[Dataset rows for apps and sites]

BEGIN

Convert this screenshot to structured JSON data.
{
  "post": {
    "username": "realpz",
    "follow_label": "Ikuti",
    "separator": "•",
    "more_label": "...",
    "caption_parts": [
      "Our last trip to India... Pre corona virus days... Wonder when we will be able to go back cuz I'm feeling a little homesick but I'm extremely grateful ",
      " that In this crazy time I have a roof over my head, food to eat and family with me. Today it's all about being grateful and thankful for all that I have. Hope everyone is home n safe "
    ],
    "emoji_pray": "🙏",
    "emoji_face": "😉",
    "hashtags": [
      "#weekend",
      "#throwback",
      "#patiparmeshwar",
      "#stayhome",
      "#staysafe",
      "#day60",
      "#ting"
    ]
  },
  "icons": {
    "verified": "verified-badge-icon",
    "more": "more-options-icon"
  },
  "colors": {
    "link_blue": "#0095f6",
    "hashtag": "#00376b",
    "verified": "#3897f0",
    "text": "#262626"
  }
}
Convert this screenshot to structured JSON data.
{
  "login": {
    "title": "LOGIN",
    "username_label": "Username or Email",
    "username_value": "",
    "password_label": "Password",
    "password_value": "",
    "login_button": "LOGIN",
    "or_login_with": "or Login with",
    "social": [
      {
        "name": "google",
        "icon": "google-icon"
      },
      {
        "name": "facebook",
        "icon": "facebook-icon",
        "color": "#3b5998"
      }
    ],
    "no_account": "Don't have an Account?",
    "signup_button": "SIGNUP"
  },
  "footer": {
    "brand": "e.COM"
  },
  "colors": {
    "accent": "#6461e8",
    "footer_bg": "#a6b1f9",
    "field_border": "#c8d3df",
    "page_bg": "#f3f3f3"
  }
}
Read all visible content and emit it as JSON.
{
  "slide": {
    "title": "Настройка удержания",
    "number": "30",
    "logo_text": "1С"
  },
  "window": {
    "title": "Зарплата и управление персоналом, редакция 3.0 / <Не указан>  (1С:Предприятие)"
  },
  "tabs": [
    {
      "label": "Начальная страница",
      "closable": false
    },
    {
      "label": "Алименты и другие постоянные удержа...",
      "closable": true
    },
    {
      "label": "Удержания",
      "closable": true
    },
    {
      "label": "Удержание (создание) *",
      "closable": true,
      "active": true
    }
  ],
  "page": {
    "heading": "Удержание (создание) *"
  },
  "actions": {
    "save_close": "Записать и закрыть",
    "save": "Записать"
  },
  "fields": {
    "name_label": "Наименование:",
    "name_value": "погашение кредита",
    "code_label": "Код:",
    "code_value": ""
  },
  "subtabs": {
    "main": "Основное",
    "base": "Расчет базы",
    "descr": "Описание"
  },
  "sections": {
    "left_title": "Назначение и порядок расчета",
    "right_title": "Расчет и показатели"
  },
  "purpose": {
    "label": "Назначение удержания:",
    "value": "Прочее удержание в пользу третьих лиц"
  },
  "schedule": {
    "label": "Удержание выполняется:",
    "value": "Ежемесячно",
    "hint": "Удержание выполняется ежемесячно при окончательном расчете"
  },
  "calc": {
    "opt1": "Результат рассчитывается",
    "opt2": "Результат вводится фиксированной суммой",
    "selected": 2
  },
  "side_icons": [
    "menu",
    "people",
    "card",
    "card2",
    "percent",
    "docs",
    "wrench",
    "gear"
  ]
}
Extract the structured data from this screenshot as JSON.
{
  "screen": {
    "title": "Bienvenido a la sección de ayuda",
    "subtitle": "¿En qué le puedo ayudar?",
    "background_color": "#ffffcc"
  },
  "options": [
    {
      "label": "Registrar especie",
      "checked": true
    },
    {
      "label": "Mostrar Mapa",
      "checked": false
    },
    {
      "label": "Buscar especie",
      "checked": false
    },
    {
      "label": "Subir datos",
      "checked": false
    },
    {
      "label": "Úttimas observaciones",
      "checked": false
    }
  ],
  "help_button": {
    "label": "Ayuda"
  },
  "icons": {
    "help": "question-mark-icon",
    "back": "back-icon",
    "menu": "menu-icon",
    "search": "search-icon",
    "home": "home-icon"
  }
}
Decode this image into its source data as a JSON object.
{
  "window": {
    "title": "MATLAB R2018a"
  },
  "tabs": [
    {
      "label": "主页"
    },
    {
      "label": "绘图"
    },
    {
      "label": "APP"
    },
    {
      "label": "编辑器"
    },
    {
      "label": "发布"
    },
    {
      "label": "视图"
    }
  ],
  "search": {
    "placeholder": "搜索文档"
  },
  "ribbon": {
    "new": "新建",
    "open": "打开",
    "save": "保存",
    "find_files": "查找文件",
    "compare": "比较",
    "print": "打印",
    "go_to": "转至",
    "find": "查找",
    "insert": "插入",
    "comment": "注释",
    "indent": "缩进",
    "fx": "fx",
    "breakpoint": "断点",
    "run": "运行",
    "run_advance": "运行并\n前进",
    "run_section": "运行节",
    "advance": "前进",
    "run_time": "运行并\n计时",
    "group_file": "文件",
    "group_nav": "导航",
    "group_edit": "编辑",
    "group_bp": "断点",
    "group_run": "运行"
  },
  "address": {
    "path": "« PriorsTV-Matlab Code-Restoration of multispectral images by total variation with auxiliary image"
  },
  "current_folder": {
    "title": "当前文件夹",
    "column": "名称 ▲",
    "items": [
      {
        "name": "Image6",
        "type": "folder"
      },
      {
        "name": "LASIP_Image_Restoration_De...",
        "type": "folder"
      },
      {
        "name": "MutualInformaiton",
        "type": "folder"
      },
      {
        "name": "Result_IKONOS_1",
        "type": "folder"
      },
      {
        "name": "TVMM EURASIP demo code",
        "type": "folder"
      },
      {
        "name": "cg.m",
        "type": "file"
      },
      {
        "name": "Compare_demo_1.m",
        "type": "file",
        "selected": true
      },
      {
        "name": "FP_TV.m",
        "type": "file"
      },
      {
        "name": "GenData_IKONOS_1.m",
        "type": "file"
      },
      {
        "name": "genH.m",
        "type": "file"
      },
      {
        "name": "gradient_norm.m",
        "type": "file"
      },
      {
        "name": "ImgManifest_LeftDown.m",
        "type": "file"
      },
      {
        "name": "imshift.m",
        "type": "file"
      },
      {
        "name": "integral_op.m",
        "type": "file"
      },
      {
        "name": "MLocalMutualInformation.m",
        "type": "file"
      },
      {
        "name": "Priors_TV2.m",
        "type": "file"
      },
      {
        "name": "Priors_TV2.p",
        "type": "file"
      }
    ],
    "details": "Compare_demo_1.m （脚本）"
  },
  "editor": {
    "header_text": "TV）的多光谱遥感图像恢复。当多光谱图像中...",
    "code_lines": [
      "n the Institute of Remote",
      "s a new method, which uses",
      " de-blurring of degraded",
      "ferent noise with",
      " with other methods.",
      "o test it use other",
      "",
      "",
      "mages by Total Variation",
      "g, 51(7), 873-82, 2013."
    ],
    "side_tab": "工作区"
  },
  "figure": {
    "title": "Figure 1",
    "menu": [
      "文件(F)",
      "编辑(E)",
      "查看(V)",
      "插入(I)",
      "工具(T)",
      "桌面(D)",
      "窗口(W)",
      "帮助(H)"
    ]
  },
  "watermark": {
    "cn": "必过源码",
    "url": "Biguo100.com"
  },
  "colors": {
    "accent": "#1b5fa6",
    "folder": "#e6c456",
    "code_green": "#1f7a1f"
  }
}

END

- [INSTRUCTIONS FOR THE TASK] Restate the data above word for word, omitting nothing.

- [SOLUTION TO THIS EXERCISE]
Convert this screenshot to structured JSON data.
{
  "post": {
    "username": "realpz",
    "follow_label": "Ikuti",
    "separator": "•",
    "more_label": "...",
    "caption_parts": [
      "Our last trip to India... Pre corona virus days... Wonder when we will be able to go back cuz I'm feeling a little homesick but I'm extremely grateful ",
      " that In this crazy time I have a roof over my head, food to eat and family with me. Today it's all about being grateful and thankful for all that I have. Hope everyone is home n safe "
    ],
    "emoji_pray": "🙏",
    "emoji_face": "😉",
    "hashtags": [
      "#weekend",
      "#throwback",
      "#patiparmeshwar",
      "#stayhome",
      "#staysafe",
      "#day60",
      "#ting"
    ]
  },
  "icons": {
    "verified": "verified-badge-icon",
    "more": "more-options-icon"
  },
  "colors": {
    "link_blue": "#0095f6",
    "hashtag": "#00376b",
    "verified": "#3897f0",
    "text": "#262626"
  }
}
Convert this screenshot to structured JSON data.
{
  "login": {
    "title": "LOGIN",
    "username_label": "Username or Email",
    "username_value": "",
    "password_label": "Password",
    "password_value": "",
    "login_button": "LOGIN",
    "or_login_with": "or Login with",
    "social": [
      {
        "name": "google",
        "icon": "google-icon"
      },
      {
        "name": "facebook",
        "icon": "facebook-icon",
        "color": "#3b5998"
      }
    ],
    "no_account": "Don't have an Account?",
    "signup_button": "SIGNUP"
  },
  "footer": {
    "brand": "e.COM"
  },
  "colors": {
    "accent": "#6461e8",
    "footer_bg": "#a6b1f9",
    "field_border": "#c8d3df",
    "page_bg": "#f3f3f3"
  }
}
Read all visible content and emit it as JSON.
{
  "slide": {
    "title": "Настройка удержания",
    "number": "30",
    "logo_text": "1С"
  },
  "window": {
    "title": "Зарплата и управление персоналом, редакция 3.0 / <Не указан>  (1С:Предприятие)"
  },
  "tabs": [
    {
      "label": "Начальная страница",
      "closable": false
    },
    {
      "label": "Алименты и другие постоянные удержа...",
      "closable": true
    },
    {
      "label": "Удержания",
      "closable": true
    },
    {
      "label": "Удержание (создание) *",
      "closable": true,
      "active": true
    }
  ],
  "page": {
    "heading": "Удержание (создание) *"
  },
  "actions": {
    "save_close": "Записать и закрыть",
    "save": "Записать"
  },
  "fields": {
    "name_label": "Наименование:",
    "name_value": "погашение кредита",
    "code_label": "Код:",
    "code_value": ""
  },
  "subtabs": {
    "main": "Основное",
    "base": "Расчет базы",
    "descr": "Описание"
  },
  "sections": {
    "left_title": "Назначение и порядок расчета",
    "right_title": "Расчет и показатели"
  },
  "purpose": {
    "label": "Назначение удержания:",
    "value": "Прочее удержание в пользу третьих лиц"
  },
  "schedule": {
    "label": "Удержание выполняется:",
    "value": "Ежемесячно",
    "hint": "Удержание выполняется ежемесячно при окончательном расчете"
  },
  "calc": {
    "opt1": "Результат рассчитывается",
    "opt2": "Результат вводится фиксированной суммой",
    "selected": 2
  },
  "side_icons": [
    "menu",
    "people",
    "card",
    "card2",
    "percent",
    "docs",
    "wrench",
    "gear"
  ]
}
Extract the structured data from this screenshot as JSON.
{
  "screen": {
    "title": "Bienvenido a la sección de ayuda",
    "subtitle": "¿En qué le puedo ayudar?",
    "background_color": "#ffffcc"
  },
  "options": [
    {
      "label": "Registrar especie",
      "checked": true
    },
    {
      "label": "Mostrar Mapa",
      "checked": false
    },
    {
      "label": "Buscar especie",
      "checked": false
    },
    {
      "label": "Subir datos",
      "checked": false
    },
    {
      "label": "Úttimas observaciones",
      "checked": false
    }
  ],
  "help_button": {
    "label": "Ayuda"
  },
  "icons": {
    "help": "question-mark-icon",
    "back": "back-icon",
    "menu": "menu-icon",
    "search": "search-icon",
    "home": "home-icon"
  }
}
Decode this image into its source data as a JSON object.
{
  "window": {
    "title": "MATLAB R2018a"
  },
  "tabs": [
    {
      "label": "主页"
    },
    {
      "label": "绘图"
    },
    {
      "label": "APP"
    },
    {
      "label": "编辑器"
    },
    {
      "label": "发布"
    },
    {
      "label": "视图"
    }
  ],
  "search": {
    "placeholder": "搜索文档"
  },
  "ribbon": {
    "new": "新建",
    "open": "打开",
    "save": "保存",
    "find_files": "查找文件",
    "compare": "比较",
    "print": "打印",
    "go_to": "转至",
    "find": "查找",
    "insert": "插入",
    "comment": "注释",
    "indent": "缩进",
    "fx": "fx",
    "breakpoint": "断点",
    "run": "运行",
    "run_advance": "运行并\n前进",
    "run_section": "运行节",
    "advance": "前进",
    "run_time": "运行并\n计时",
    "group_file": "文件",
    "group_nav": "导航",
    "group_edit": "编辑",
    "group_bp": "断点",
    "group_run": "运行"
  },
  "address": {
    "path": "« PriorsTV-Matlab Code-Restoration of multispectral images by total variation with auxiliary image"
  },
  "current_folder": {
    "title": "当前文件夹",
    "column": "名称 ▲",
    "items": [
      {
        "name": "Image6",
        "type": "folder"
      },
      {
        "name": "LASIP_Image_Restoration_De...",
        "type": "folder"
      },
      {
        "name": "MutualInformaiton",
        "type": "folder"
      },
      {
        "name": "Result_IKONOS_1",
        "type": "folder"
      },
      {
        "name": "TVMM EURASIP demo code",
        "type": "folder"
      },
      {
        "name": "cg.m",
        "type": "file"
      },
      {
        "name": "Compare_demo_1.m",
        "type": "file",
        "selected": true
      },
      {
        "name": "FP_TV.m",
        "type": "file"
      },
      {
        "name": "GenData_IKONOS_1.m",
        "type": "file"
      },
      {
        "name": "genH.m",
        "type": "file"
      },
      {
        "name": "gradient_norm.m",
        "type": "file"
      },
      {
        "name": "ImgManifest_LeftDown.m",
        "type": "file"
      },
      {
        "name": "imshift.m",
        "type": "file"
      },
      {
        "name": "integral_op.m",
        "type": "file"
      },
      {
        "name": "MLocalMutualInformation.m",
        "type": "file"
      },
      {
        "name": "Priors_TV2.m",
        "type": "file"
      },
      {
        "name": "Priors_TV2.p",
        "type": "file"
      }
    ],
    "details": "Compare_demo_1.m （脚本）"
  },
  "editor": {
    "header_text": "TV）的多光谱遥感图像恢复。当多光谱图像中...",
    "code_lines": [
      "n the Institute of Remote",
      "s a new method, which uses",
      " de-blurring of degraded",
      "ferent noise with",
      " with other methods.",
      "o test it use other",
      "",
      "",
      "mages by Total Variation",
      "g, 51(7), 873-82, 2013."
    ],
    "side_tab": "工作区"
  },
  "figure": {
    "title": "Figure 1",
    "menu": [
      "文件(F)",
      "编辑(E)",
      "查看(V)",
      "插入(I)",
      "工具(T)",
      "桌面(D)",
      "窗口(W)",
      "帮助(H)"
    ]
  },
  "watermark": {
    "cn": "必过源码",
    "url": "Biguo100.com"
  },
  "colors": {
    "accent": "#1b5fa6",
    "folder": "#e6c456",
    "code_green": "#1f7a1f"
  }
}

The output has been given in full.